Chinese girl, 7, spends days in mum’s delivery van rather than be a left-behind child
Despite her reservations, her parents believe it is preferable to leaving her with her grandparents after regretting their more distant relationship with their son
A seven-year-old girl has become her mother’s travelling work companion, delivering goods around eastern China by van since she was four, according to a mainland media report.
Miaomiao is spending much of her childhood around freight yards and warehouses, but her mother, a delivery van driver, considers this a better option than letting her become a “left-behind child”, Qianjiang Evening News reported on Monday.
“I have no other choice,” it quoted the girl’s mother, Zhang Xiaoyun, as saying. “If there were people available to look after the child, which parent would allow their child to accompany them in a van on their delivery rounds every day?”
Miaomiao attends school, but on weekends, public holidays and vacations she will be in the passenger’s seat in her mother’s van, stated the report, as Zhang drives around Hangzhou, in Zhejiang province, delivering goods.
“I always warn her [during my delivery rounds], ‘You’re still young and it’s dangerous for you to come out to wander around,’” Zhang was quoted as saying. “Sometimes it gets very hot in the van and she will just fall asleep.”
Asked if she wanted to embark on another delivery round with her mother, Miaomiao was reported to have shrugged and said: “I don’t want to go. It’s so stuffy in the van.
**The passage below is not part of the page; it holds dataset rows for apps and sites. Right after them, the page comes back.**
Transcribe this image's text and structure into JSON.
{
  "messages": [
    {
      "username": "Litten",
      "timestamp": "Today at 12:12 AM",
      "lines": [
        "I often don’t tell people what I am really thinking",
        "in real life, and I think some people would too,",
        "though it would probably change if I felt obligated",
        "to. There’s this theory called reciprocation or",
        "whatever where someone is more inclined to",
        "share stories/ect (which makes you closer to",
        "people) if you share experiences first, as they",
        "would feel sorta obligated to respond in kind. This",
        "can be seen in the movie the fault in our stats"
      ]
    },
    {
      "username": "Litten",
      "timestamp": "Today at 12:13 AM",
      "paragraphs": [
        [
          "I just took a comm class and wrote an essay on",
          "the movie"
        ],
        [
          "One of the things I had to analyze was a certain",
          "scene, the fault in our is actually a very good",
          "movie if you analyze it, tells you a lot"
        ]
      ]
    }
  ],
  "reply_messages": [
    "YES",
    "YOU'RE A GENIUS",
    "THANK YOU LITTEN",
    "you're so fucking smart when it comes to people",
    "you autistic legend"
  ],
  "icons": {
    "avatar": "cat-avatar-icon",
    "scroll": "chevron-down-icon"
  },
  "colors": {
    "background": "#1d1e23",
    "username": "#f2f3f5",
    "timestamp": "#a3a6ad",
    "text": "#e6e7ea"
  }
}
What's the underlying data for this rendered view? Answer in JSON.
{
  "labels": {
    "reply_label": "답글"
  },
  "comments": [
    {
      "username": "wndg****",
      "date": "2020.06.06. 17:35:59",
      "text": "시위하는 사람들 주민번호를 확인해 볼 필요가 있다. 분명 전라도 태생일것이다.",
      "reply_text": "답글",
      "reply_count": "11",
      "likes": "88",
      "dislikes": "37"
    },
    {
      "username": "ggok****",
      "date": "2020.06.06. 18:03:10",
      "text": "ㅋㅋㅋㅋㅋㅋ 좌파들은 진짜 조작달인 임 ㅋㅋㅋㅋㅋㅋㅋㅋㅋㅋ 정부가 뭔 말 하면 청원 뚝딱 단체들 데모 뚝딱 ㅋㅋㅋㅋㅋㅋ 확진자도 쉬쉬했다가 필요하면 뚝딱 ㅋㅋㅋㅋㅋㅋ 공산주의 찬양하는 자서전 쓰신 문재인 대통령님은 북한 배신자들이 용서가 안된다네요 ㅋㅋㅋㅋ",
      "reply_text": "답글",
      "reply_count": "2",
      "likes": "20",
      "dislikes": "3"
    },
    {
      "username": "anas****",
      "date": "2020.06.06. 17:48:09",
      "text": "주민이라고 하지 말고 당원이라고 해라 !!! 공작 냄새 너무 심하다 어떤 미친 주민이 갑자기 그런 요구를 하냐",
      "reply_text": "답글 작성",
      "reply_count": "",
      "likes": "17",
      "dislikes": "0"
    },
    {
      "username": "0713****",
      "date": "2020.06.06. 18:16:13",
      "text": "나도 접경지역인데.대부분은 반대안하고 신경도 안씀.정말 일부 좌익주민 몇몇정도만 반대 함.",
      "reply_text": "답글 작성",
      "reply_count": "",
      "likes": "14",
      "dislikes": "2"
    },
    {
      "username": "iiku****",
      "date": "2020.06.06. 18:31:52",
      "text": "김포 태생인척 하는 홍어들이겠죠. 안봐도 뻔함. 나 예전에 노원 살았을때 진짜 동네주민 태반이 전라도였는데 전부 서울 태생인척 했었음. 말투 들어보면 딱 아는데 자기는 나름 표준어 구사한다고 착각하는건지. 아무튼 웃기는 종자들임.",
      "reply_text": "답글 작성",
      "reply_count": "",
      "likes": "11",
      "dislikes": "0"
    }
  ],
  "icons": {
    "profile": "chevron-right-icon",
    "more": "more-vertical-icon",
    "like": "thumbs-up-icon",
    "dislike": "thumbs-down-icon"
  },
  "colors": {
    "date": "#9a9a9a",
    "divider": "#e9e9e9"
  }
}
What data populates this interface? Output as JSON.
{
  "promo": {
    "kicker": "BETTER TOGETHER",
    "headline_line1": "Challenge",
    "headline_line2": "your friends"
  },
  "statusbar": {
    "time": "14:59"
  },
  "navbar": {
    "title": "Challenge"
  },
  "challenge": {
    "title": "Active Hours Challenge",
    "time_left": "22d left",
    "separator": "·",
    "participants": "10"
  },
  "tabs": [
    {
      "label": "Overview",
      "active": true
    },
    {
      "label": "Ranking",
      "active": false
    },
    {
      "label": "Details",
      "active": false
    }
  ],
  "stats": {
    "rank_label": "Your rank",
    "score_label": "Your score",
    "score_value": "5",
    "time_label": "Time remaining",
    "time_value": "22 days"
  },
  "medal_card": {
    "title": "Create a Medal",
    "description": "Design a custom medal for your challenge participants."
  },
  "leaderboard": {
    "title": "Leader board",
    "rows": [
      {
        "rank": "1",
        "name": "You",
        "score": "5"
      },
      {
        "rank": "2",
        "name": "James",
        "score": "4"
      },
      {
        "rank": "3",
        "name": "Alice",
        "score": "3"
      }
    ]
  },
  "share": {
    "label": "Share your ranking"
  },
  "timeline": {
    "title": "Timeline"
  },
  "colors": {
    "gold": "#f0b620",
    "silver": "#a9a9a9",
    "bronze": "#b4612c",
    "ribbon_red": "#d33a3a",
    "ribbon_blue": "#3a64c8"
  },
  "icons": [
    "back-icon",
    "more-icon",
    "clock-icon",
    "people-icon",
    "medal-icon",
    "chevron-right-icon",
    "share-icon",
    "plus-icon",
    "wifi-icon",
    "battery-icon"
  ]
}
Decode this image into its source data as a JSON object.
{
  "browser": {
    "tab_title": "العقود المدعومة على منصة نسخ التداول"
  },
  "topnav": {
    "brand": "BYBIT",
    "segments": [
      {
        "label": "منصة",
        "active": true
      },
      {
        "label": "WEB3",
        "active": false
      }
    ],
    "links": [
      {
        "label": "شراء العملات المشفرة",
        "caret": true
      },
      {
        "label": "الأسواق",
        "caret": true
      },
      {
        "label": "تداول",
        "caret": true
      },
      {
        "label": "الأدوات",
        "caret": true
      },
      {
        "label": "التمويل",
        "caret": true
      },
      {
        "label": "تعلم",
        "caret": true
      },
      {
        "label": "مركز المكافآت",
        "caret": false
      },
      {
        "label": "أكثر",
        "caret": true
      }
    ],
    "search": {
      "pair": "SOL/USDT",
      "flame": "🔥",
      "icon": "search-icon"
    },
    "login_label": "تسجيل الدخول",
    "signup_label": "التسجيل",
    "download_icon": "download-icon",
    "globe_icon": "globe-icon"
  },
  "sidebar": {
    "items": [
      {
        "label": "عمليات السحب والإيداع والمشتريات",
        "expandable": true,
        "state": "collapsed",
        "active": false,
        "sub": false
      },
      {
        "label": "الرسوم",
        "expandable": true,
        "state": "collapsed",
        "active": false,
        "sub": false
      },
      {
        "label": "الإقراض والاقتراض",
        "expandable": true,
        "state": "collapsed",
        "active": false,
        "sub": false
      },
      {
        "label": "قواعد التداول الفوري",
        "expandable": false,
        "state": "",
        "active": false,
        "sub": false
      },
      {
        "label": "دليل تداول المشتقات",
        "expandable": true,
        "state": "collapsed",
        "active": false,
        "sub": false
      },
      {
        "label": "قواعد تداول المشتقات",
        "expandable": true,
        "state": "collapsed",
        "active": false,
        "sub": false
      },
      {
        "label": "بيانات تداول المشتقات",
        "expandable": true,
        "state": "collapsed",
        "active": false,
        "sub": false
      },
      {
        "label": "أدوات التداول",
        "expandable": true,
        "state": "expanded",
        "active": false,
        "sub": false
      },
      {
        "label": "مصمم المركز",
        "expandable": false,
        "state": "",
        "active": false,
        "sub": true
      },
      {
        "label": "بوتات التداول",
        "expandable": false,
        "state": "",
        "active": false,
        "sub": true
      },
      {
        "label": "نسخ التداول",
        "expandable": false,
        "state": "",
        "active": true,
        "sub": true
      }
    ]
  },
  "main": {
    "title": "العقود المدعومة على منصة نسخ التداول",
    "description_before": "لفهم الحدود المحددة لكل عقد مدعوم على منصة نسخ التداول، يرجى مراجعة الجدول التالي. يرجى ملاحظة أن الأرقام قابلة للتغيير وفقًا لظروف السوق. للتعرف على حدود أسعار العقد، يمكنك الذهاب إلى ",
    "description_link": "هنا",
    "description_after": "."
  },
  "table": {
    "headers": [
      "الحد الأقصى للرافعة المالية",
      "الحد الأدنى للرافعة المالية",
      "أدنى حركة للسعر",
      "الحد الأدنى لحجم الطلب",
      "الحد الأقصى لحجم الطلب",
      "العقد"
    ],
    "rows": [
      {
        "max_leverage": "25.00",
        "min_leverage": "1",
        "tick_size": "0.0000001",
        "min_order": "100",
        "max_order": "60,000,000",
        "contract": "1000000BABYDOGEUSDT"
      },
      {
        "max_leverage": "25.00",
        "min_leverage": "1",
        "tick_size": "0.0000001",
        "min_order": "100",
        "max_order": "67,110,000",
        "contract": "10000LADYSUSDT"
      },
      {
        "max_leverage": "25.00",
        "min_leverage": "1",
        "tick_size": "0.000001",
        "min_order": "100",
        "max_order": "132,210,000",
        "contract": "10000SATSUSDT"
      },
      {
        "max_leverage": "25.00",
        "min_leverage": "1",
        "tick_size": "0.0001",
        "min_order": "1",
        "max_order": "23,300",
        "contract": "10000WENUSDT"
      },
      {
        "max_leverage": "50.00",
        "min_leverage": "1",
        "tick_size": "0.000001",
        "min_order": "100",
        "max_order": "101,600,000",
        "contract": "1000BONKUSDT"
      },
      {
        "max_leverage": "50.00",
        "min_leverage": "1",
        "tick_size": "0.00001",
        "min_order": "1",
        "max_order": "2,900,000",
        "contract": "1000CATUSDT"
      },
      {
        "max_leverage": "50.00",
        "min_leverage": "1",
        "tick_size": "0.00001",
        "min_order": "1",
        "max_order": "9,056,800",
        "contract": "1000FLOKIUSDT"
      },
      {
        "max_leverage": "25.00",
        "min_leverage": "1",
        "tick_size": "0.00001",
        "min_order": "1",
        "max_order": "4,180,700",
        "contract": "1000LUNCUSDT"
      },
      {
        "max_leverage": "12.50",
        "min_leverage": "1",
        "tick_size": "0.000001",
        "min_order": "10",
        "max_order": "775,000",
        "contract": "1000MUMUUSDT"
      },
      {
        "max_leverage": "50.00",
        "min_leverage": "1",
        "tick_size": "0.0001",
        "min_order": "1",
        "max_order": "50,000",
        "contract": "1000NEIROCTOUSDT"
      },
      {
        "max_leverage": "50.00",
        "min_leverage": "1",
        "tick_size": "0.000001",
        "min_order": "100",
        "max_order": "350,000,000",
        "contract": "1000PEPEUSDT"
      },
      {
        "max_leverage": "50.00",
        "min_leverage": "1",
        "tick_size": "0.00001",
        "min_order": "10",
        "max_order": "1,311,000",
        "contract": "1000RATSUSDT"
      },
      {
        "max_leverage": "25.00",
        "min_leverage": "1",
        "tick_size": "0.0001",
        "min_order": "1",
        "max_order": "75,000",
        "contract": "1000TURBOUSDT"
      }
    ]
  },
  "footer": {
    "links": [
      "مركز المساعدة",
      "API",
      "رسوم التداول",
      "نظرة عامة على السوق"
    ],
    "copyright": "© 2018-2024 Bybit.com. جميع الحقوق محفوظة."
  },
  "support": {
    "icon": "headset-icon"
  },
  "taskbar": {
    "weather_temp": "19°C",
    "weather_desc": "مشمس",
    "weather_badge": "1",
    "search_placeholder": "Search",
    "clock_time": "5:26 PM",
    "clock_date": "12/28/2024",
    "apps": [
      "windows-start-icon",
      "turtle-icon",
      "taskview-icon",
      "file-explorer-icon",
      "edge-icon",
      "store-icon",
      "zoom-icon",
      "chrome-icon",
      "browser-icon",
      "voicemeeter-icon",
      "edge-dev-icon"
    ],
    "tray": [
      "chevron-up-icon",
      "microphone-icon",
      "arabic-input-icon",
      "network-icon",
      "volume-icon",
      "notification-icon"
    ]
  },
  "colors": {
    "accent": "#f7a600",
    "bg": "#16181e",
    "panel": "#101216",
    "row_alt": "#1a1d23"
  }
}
If Mum switches on the air conditioning, it uses more petrol.”
Still, she picked up her belongings and dutifully boarded the van with her mother.
Zhang and her husband have been in the logistics business for more than 20 years, both as delivery van drivers, according to the report.
It stated that the husband’s parents live in a village in their hometown, Lanxi, a three-hour drive from Hangzhou, and that, after arriving in Hangzhou, the couple had a son, who they sent to his grandparents because they were too busy to take care of him.
Later, when they returned to visit, the newspaper said, they found the son treated them like strangers. “And we also missed seeing him growing up,” said Zhang.
Following that experience, and given the old age of her parents-in-law, Zhang decided their daughter should stay with her when she started at kindergarten three years ago, said the report.
Asked whether she liked living in the city, Miaomiao was reported to have said she preferred her hometown to Hangzhou because the small driving cab and toy dolls could never replace companions her own age.
Although her parents still could not afford to buy a flat in Hangzhou, Zhang thought life there was better than in their home village, and insisted Miaomiao would stay, adding that it was a joy to be able to witness her daughter’s growth, stated the report.
“Let others say what they want about us,” Zhang said. “We will continue to live a life true to ourselves.”